Driving back and forth to you job in Munbai is like smoking a packaged of cigarettes, and nothing become better. Indian government spend 17 dollar per capita and year in infrastructure while China spend 116 dollar. The Indian mentality is pretty much having a back-up plan for the back-up plan while China is straighter forward, which both impact business life as well as infrastructure and the sociality in general. In an interview, published in CIO.com, we could read the other day that a director from AT Kearney’s predict that Most Indian providers will be sidelined or subsumed while the fate of seemingly stalwart U.S. players will hang in the balance.
At the end of the day it will be about innovations and disruptive technologies, like Scott Anthorny writes on his Harvard Business review blog yesterday; The ease with which a company’s core business grows can mask the need to invest in innovation. Growth inevitably slows.
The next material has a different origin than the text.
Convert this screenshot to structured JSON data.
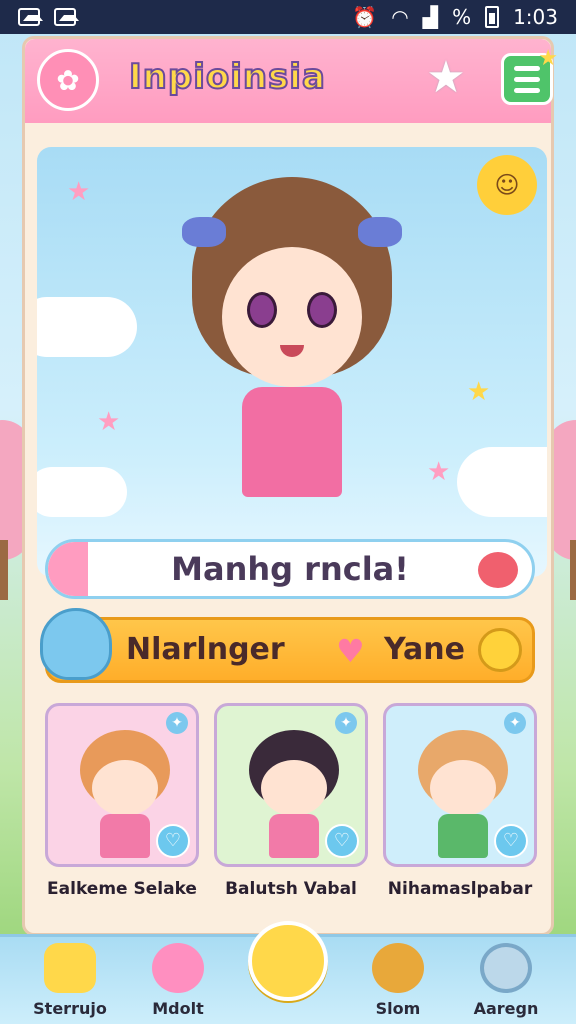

Indian companies should be investing in innovation now, even though they appear not to need it. If they don’t, they will ironically leave themselves open to disruption from Western companies who find disruptive ways to compete domestically.
The winner of the global war for wealth will be the most innovative companies in the most well structured and supportive environment, the long term moment of the winner will most likly be:
bureaucracy and corruption => transparency
too low tax and quick fix => sustainability in environment
cost cutting => innovation
transaction => relation